Although smartphones have been on the market for years, the cost of Apple’s iPhone technology has remained relatively high. While the price of laptop computers and MP3 players has generally fallen given the amount of computing power that is packed into these devices, iPhones have maintained their high value. Are consumers over-valuing this particular brand of technology or is there something that is built in to every iPhone that is manufactured which means it is really worth the extra price tag? Of course, valuing anything comes down to personal taste to a degree, but iPhones really do have components and design elements which drive up its sale value. Let’s take a closer look at both sides of the coin.
Why an iPhone Costs More Than Other Smartphones
Apple’s operating system is unique to the brand. Just as when you purchase an iPad or a smart watch made by the corporation, with an iPhone you are buying the operating system that runs all of the software, namely iOS. The two other widely-used operating systems are Windows, made by Microsoft, and Android, a Google variant of Linux. The Apple version, iOS, is designed for ease of use and reliability. It also integrates well with other Apple products, so if you want its singular functionality, then you need to fork out for it.
Component costs constitute another big factor when it comes to sales pricing. When Apple first launched the iPhone, it did so as a premium product which would only use the best components available. It has not veered from this path greatly in the intervening years and the components it uses, along with its quality control measures, all add to the overall cost of the product. Buyers should bear in mind that significant amounts of precious metals, such as gold, are used in every phone.
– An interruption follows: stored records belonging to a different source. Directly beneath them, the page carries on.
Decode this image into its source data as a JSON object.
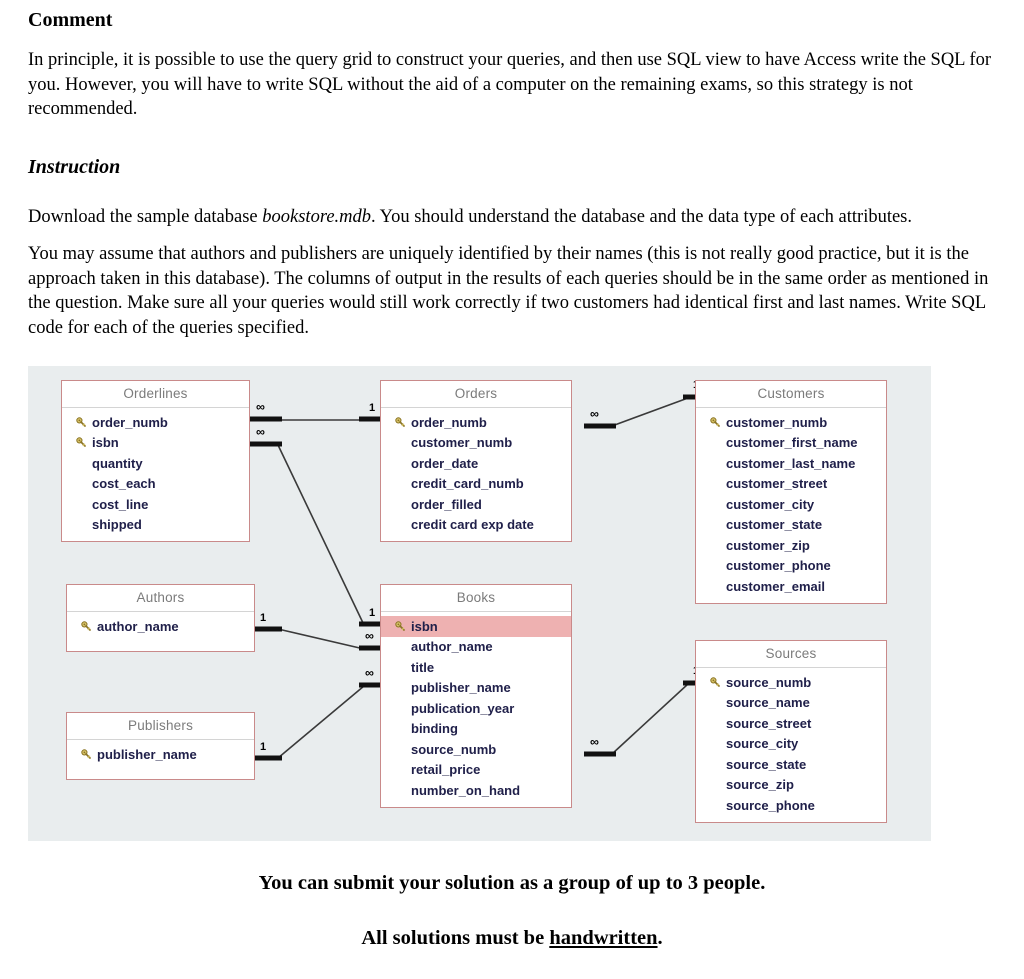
{
  "document": {
    "comment_heading": "Comment",
    "comment_paragraph": "In principle, it is possible to use the query grid to construct your queries, and then use SQL view to have Access write the SQL for you.  However, you will have to write SQL without the aid of a computer on the remaining exams, so this strategy is not recommended.",
    "instruction_heading": "Instruction",
    "instruction_paragraph_1_before": "Download the sample database ",
    "instruction_paragraph_1_italic": "bookstore.mdb",
    "instruction_paragraph_1_after": ". You should understand the database and the data type of each attributes.",
    "instruction_paragraph_2": "You may assume that authors and publishers are uniquely identified by their names (this is not really good practice, but it is the approach taken in this database).  The columns of output in the results of each queries should be in the same order as mentioned in the question.  Make sure all your queries would still work correctly if two customers had identical first and last names. Write SQL code for each of the queries specified.",
    "footer_line_1": "You can submit your solution as a group of up to 3 people.",
    "footer_line_2_before": "All solutions must be ",
    "footer_line_2_underlined": "handwritten",
    "footer_line_2_after": "."
  },
  "er_diagram": {
    "panel_background": "#e9edee",
    "table_border_color": "#c98a8a",
    "highlight_color": "#eeb1b1",
    "field_text_color": "#20204a",
    "title_text_color": "#7b7b7b",
    "tables": [
      {
        "name": "Orderlines",
        "fields": [
          {
            "label": "order_numb",
            "key": true,
            "highlight": false
          },
          {
            "label": "isbn",
            "key": true,
            "highlight": false
          },
          {
            "label": "quantity",
            "key": false,
            "highlight": false
          },
          {
            "label": "cost_each",
            "key": false,
            "highlight": false
          },
          {
            "label": "cost_line",
            "key": false,
            "highlight": false
          },
          {
            "label": "shipped",
            "key": false,
            "highlight": false
          }
        ]
      },
      {
        "name": "Orders",
        "fields": [
          {
            "label": "order_numb",
            "key": true,
            "highlight": false
          },
          {
            "label": "customer_numb",
            "key": false,
            "highlight": false
          },
          {
            "label": "order_date",
            "key": false,
            "highlight": false
          },
          {
            "label": "credit_card_numb",
            "key": false,
            "highlight": false
          },
          {
            "label": "order_filled",
            "key": false,
            "highlight": false
          },
          {
            "label": "credit card exp date",
            "key": false,
            "highlight": false
          }
        ]
      },
      {
        "name": "Customers",
        "fields": [
          {
            "label": "customer_numb",
            "key": true,
            "highlight": false
          },
          {
            "label": "customer_first_name",
            "key": false,
            "highlight": false
          },
          {
            "label": "customer_last_name",
            "key": false,
            "highlight": false
          },
          {
            "label": "customer_street",
            "key": false,
            "highlight": false
          },
          {
            "label": "customer_city",
            "key": false,
            "highlight": false
          },
          {
            "label": "customer_state",
            "key": false,
            "highlight": false
          },
          {
            "label": "customer_zip",
            "key": false,
            "highlight": false
          },
          {
            "label": "customer_phone",
            "key": false,
            "highlight": false
          },
          {
            "label": "customer_email",
            "key": false,
            "highlight": false
          }
        ]
      },
      {
        "name": "Authors",
        "fields": [
          {
            "label": "author_name",
            "key": true,
            "highlight": false
          }
        ]
      },
      {
        "name": "Books",
        "fields": [
          {
            "label": "isbn",
            "key": true,
            "highlight": true
          },
          {
            "label": "author_name",
            "key": false,
            "highlight": false
          },
          {
            "label": "title",
            "key": false,
            "highlight": false
          },
          {
            "label": "publisher_name",
            "key": false,
            "highlight": false
          },
          {
            "label": "publication_year",
            "key": false,
            "highlight": false
          },
          {
            "label": "binding",
            "key": false,
            "highlight": false
          },
          {
            "label": "source_numb",
            "key": false,
            "highlight": false
          },
          {
            "label": "retail_price",
            "key": false,
            "highlight": false
          },
          {
            "label": "number_on_hand",
            "key": false,
            "highlight": false
          }
        ]
      },
      {
        "name": "Publishers",
        "fields": [
          {
            "label": "publisher_name",
            "key": true,
            "highlight": false
          }
        ]
      },
      {
        "name": "Sources",
        "fields": [
          {
            "label": "source_numb",
            "key": true,
            "highlight": false
          },
          {
            "label": "source_name",
            "key": false,
            "highlight": false
          },
          {
            "label": "source_street",
            "key": false,
            "highlight": false
          },
          {
            "label": "source_city",
            "key": false,
            "highlight": false
          },
          {
            "label": "source_state",
            "key": false,
            "highlight": false
          },
          {
            "label": "source_zip",
            "key": false,
            "highlight": false
          },
          {
            "label": "source_phone",
            "key": false,
            "highlight": false
          }
        ]
      }
    ],
    "relationships": [
      {
        "from": "Orderlines",
        "to": "Orders",
        "from_cardinality": "∞",
        "to_cardinality": "1"
      },
      {
        "from": "Orderlines",
        "to": "Books",
        "from_cardinality": "∞",
        "to_cardinality": "1"
      },
      {
        "from": "Orders",
        "to": "Customers",
        "from_cardinality": "∞",
        "to_cardinality": "1"
      },
      {
        "from": "Authors",
        "to": "Books",
        "from_cardinality": "1",
        "to_cardinality": "∞"
      },
      {
        "from": "Publishers",
        "to": "Books",
        "from_cardinality": "1",
        "to_cardinality": "∞"
      },
      {
        "from": "Books",
        "to": "Sources",
        "from_cardinality": "∞",
        "to_cardinality": "1"
      }
    ]
  }
}
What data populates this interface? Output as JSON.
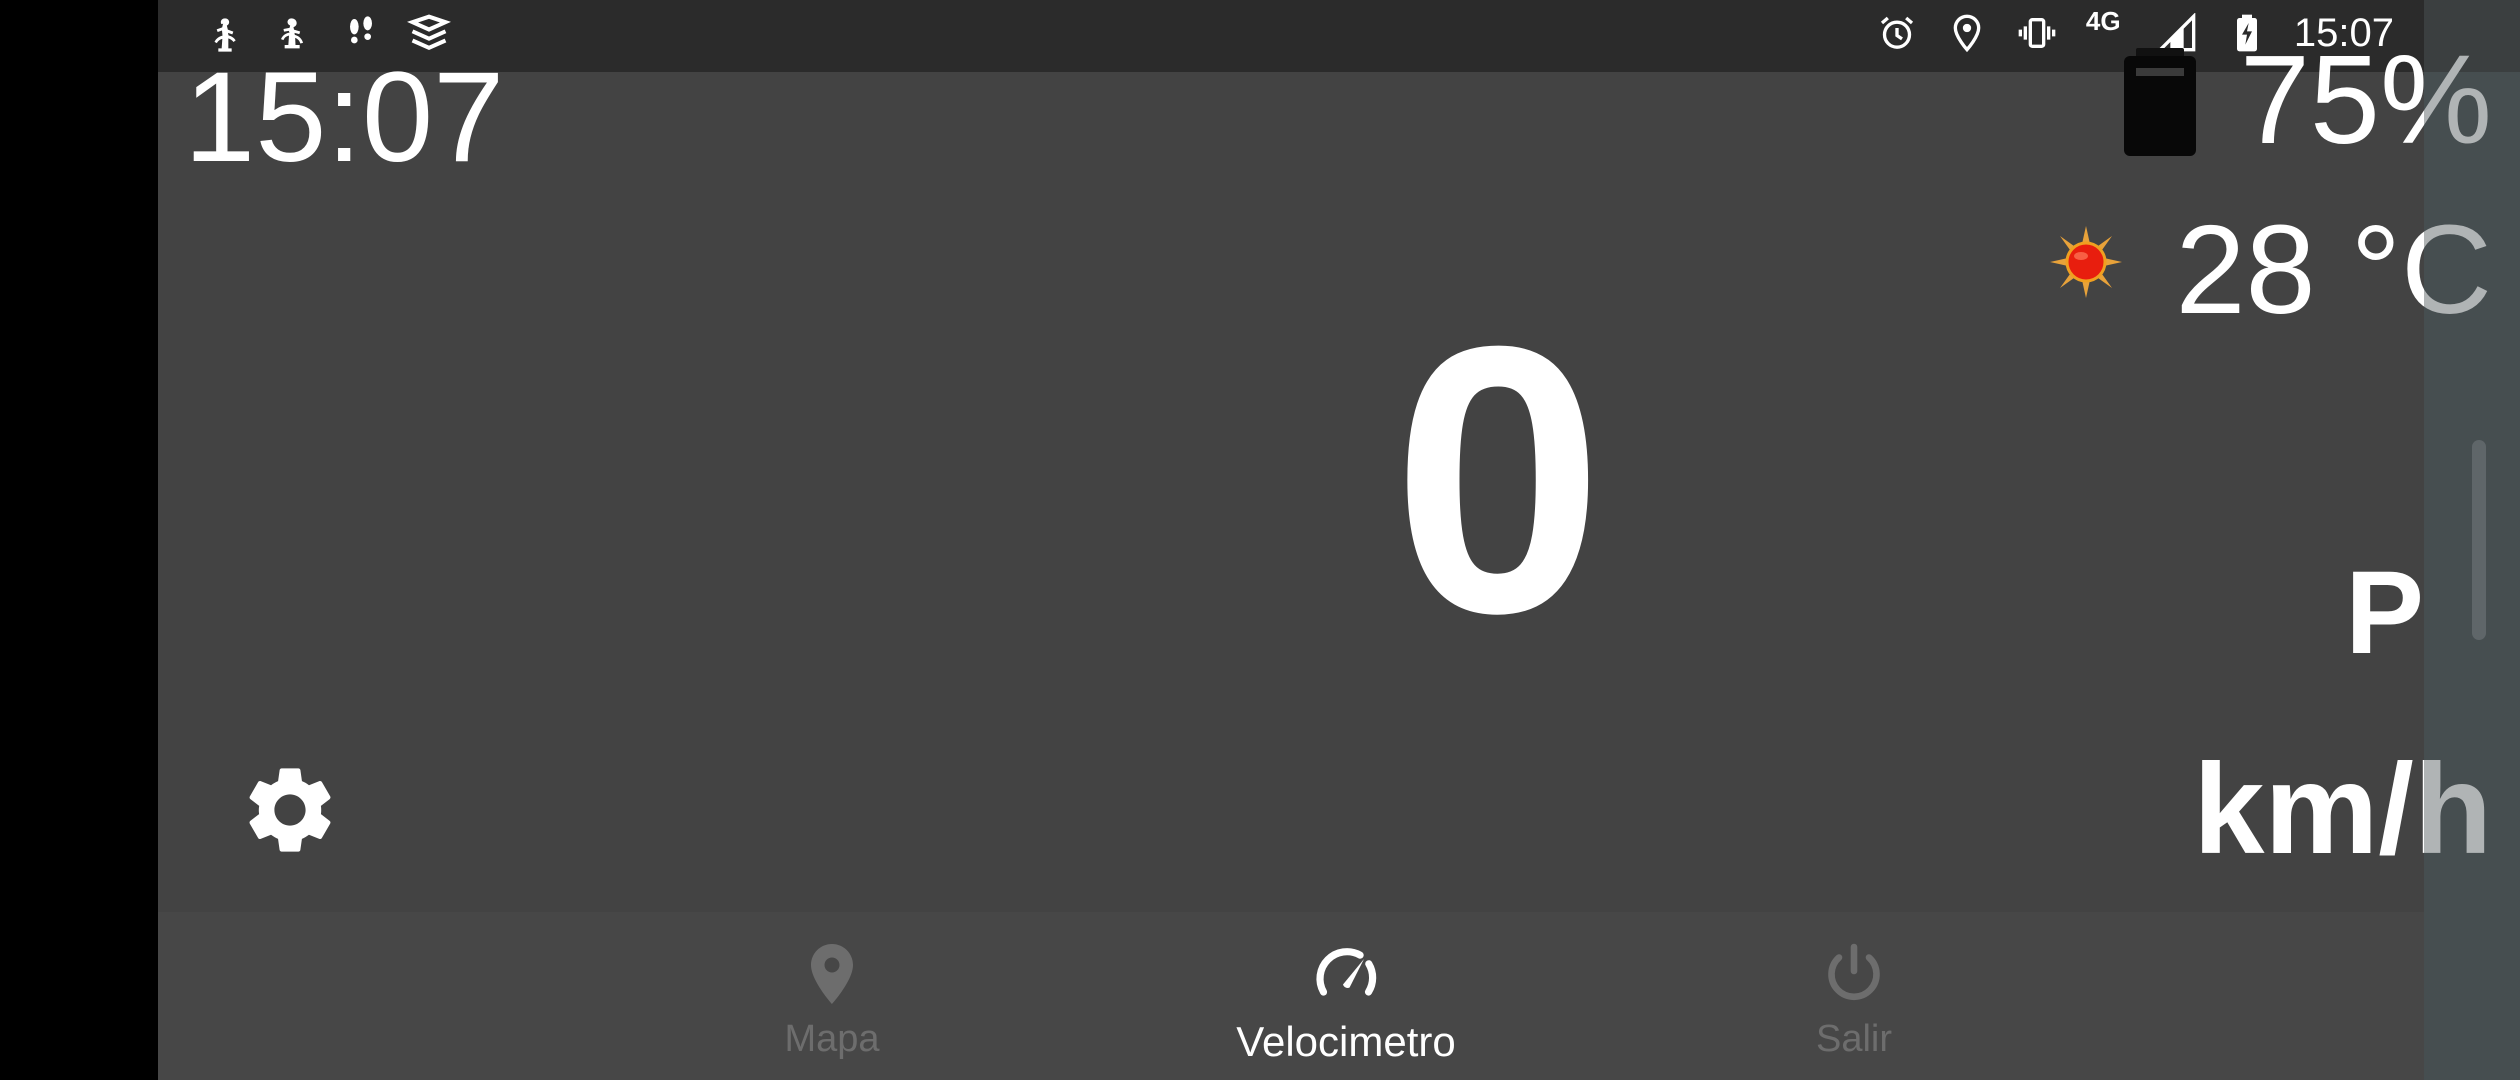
{
  "status_bar": {
    "left_icons": [
      "sb-app-icon-1",
      "sb-app-icon-2",
      "footsteps-icon",
      "layers-icon"
    ],
    "right_icons": [
      "alarm-icon",
      "location-icon",
      "vibrate-icon",
      "network-4g-icon",
      "signal-icon",
      "battery-charging-icon"
    ],
    "network": "4G",
    "time": "15:07"
  },
  "dashboard": {
    "clock": "15:07",
    "battery_value": "75%",
    "battery_icon": "battery-icon",
    "temperature": "28 °C",
    "weather_icon": "sun-icon",
    "speed": "0",
    "gear": "P",
    "unit": "km/h",
    "settings_icon": "gear-icon"
  },
  "nav": {
    "items": [
      {
        "label": "Mapa",
        "icon": "map-pin-icon",
        "active": false
      },
      {
        "label": "Velocimetro",
        "icon": "speedometer-icon",
        "active": true
      },
      {
        "label": "Salir",
        "icon": "power-icon",
        "active": false
      }
    ]
  },
  "colors": {
    "background": "#434343",
    "status_bar": "#2b2b2b",
    "nav_bar": "#474747",
    "text": "#ffffff",
    "inactive": "#6d6d6d"
  }
}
It is worth also bearing in mind that many people buy their iPhones with relatively expensive financing via their network operator’s ‘deals’ which have low initial costs but which cost more over the lifetime of a contract. It is usually cheaper to save for one and buy it outright instead. Indeed, reliable but cheap iPhone insurance will also make the lifetime costs of an iPhone that bit more affordable.
Another important reason for the price point of a new iPhone is that the market will bear it. Simply put, Apple charge more for their products because people are willing to pay the price set. Consider, however, that the re-sale value of a used iPhone is higher than that of competitor products, too. In many cases, the upfront cost of a new iPhone is mitigated by the fact that it will later be sold to the second-hand market by users when they upgrade.
Should iPhones Cost Less?
For the reasons already outlined, it is likely Apple’s high pricing strategy will not change unless demand drops or they come under greater pressure from another premium smartphone brand. Having said that, profit constitutes a big part of Apple’s pricing structure for iPhones so the corporation must have room to reduce its pricing whilst still operating successfully.